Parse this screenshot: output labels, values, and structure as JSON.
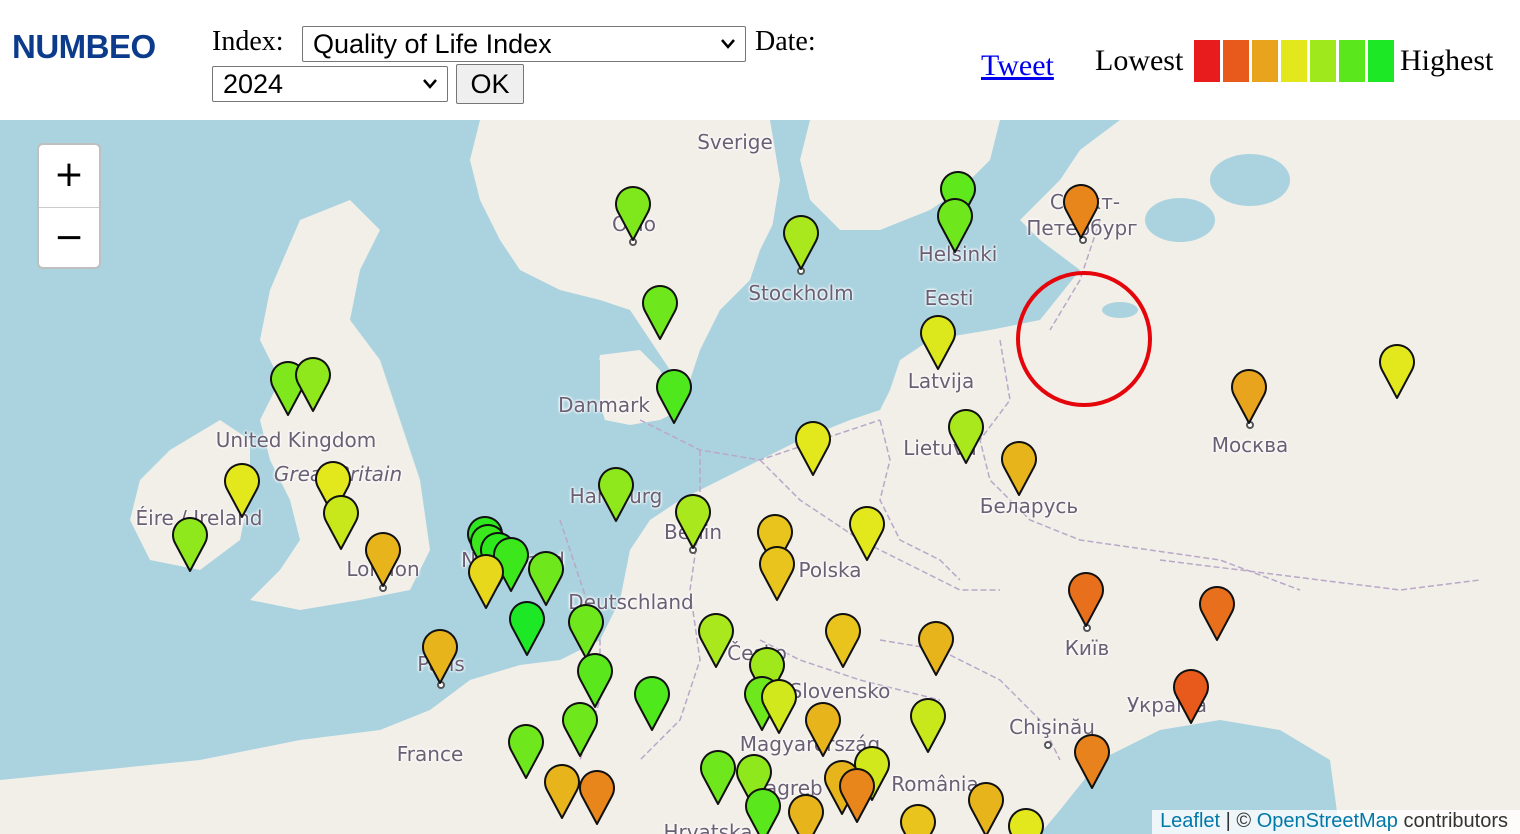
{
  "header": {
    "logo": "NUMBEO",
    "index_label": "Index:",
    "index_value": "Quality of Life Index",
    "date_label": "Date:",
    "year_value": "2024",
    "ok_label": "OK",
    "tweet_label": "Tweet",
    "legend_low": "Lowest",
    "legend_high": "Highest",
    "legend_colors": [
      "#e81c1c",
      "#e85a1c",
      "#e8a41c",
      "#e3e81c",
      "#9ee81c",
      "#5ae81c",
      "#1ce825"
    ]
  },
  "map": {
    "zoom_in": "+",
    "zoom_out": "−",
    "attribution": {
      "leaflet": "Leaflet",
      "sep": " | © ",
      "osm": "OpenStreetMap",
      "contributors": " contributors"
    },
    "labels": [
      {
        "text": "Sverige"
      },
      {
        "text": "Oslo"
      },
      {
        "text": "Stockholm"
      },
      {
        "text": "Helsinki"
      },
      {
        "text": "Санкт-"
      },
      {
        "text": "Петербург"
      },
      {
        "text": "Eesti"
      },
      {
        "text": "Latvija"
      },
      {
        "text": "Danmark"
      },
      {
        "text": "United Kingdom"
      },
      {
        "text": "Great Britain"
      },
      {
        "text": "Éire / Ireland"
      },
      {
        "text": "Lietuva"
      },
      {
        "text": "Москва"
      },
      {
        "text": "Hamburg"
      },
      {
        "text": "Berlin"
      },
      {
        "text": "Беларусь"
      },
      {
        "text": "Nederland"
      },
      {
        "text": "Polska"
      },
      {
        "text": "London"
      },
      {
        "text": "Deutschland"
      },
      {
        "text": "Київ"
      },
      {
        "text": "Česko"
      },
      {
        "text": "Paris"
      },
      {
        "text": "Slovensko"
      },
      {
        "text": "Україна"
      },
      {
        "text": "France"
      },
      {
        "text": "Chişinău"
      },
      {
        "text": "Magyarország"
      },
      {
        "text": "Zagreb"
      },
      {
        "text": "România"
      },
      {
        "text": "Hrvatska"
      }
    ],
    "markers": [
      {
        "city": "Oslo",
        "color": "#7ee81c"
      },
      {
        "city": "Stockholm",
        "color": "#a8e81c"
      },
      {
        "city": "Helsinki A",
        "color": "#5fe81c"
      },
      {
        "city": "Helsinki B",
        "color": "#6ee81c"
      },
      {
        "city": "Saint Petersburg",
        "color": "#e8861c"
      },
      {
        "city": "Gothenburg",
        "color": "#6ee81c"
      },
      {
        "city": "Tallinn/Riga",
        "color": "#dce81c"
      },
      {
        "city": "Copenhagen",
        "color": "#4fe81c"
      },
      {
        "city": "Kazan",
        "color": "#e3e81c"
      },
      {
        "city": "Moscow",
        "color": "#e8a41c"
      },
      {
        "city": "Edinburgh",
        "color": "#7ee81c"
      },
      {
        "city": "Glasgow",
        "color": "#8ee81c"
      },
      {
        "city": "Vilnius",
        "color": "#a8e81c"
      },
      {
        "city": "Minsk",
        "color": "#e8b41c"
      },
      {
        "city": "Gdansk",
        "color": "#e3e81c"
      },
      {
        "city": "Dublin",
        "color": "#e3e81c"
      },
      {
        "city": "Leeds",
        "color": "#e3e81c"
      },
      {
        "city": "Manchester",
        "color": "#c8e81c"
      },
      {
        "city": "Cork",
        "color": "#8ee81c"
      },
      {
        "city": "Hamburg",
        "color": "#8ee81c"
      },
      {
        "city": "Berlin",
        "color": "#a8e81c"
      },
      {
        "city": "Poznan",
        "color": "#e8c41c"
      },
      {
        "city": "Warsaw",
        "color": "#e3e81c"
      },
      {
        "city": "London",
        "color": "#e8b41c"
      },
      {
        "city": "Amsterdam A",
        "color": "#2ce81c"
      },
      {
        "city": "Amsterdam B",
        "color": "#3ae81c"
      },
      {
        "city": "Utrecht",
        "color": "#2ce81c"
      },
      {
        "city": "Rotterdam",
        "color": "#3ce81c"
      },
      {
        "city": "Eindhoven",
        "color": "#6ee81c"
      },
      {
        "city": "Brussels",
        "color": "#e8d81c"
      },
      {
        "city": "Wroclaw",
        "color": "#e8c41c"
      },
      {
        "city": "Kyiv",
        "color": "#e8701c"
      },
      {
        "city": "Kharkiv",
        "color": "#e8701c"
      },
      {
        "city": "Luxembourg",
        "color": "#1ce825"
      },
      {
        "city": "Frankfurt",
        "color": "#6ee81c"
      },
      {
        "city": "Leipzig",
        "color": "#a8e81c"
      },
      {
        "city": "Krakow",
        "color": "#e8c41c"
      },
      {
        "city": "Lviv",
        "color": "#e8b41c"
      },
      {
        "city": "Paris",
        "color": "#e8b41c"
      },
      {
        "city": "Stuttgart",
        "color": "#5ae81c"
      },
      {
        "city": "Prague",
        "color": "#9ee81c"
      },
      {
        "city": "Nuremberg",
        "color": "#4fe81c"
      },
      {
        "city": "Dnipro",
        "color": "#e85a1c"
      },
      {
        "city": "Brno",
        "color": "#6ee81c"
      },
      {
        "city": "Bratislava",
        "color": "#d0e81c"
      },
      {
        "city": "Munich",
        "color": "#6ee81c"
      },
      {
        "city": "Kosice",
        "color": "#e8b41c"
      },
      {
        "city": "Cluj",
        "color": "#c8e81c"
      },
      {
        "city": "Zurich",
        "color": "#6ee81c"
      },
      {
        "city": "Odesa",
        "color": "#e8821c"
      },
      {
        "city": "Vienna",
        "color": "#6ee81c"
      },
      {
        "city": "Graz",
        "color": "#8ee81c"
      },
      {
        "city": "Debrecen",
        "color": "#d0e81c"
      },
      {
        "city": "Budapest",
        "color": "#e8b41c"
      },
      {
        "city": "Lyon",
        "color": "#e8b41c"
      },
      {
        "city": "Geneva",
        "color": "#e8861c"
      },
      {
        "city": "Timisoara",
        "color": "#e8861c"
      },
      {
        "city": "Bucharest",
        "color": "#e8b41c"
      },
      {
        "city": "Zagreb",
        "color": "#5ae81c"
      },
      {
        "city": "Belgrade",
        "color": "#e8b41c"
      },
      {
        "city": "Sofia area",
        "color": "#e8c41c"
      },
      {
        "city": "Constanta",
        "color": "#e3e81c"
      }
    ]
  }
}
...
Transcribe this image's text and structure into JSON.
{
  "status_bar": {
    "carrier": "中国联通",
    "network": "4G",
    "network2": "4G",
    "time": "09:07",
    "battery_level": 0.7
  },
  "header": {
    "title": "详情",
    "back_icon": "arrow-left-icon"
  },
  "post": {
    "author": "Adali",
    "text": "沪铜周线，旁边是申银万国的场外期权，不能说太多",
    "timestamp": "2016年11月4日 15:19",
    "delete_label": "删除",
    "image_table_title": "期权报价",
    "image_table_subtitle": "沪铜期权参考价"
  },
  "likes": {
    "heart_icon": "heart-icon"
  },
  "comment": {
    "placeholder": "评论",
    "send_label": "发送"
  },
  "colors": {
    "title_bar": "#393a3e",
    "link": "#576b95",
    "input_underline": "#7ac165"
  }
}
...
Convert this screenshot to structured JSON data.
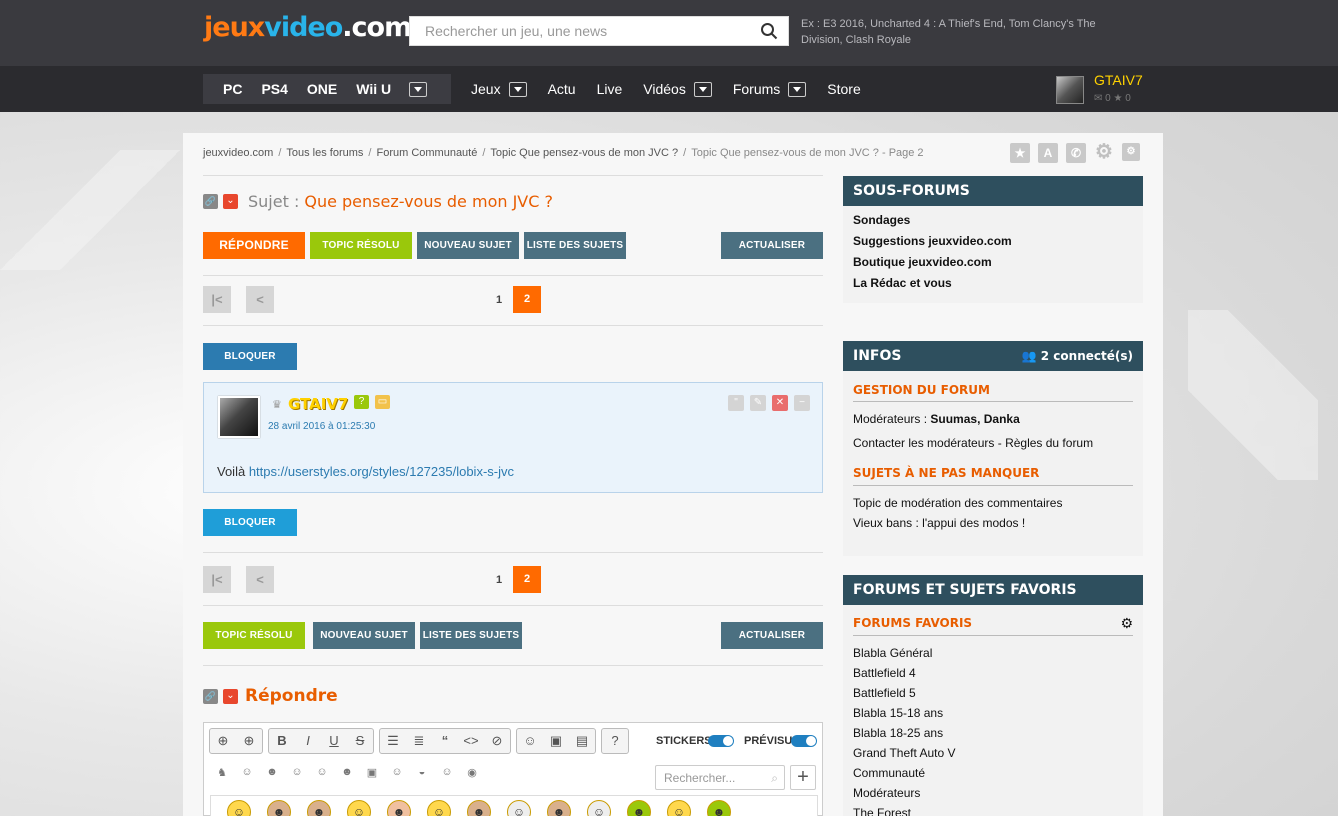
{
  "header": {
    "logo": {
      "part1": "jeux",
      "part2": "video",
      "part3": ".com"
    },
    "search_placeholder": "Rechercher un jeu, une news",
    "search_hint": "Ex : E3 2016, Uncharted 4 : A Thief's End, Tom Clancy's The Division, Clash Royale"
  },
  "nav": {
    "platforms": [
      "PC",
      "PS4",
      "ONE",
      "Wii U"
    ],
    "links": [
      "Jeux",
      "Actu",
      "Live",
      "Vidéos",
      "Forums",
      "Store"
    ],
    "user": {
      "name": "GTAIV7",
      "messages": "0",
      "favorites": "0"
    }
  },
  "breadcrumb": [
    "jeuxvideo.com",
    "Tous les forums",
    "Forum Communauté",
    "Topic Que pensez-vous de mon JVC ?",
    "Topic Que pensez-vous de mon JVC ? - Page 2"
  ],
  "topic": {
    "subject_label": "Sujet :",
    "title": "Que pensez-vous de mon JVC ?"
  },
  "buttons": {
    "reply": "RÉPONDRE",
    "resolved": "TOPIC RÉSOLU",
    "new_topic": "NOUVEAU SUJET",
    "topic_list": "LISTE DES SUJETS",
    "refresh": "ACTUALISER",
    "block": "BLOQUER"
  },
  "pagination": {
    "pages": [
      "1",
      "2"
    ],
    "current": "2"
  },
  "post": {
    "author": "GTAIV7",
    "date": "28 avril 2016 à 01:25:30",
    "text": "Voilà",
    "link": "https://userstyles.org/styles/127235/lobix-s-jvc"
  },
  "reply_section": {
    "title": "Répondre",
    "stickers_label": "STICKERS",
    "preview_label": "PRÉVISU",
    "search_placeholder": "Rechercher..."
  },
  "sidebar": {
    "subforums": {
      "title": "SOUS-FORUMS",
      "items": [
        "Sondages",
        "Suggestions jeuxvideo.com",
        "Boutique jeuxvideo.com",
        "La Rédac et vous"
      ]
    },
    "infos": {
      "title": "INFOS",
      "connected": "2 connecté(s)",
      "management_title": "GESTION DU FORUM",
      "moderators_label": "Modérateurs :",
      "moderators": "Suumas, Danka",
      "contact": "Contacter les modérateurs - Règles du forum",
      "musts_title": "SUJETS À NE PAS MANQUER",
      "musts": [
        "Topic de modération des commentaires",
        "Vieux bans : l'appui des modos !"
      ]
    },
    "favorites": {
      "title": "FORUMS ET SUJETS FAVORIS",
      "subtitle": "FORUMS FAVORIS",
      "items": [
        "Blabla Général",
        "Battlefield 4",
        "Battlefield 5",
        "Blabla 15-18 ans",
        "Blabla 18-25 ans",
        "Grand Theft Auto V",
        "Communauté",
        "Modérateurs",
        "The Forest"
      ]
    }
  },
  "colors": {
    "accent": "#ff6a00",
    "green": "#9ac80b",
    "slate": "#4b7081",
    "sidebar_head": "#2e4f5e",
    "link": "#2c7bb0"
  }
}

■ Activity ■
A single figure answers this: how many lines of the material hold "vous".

■ Answer space ■
4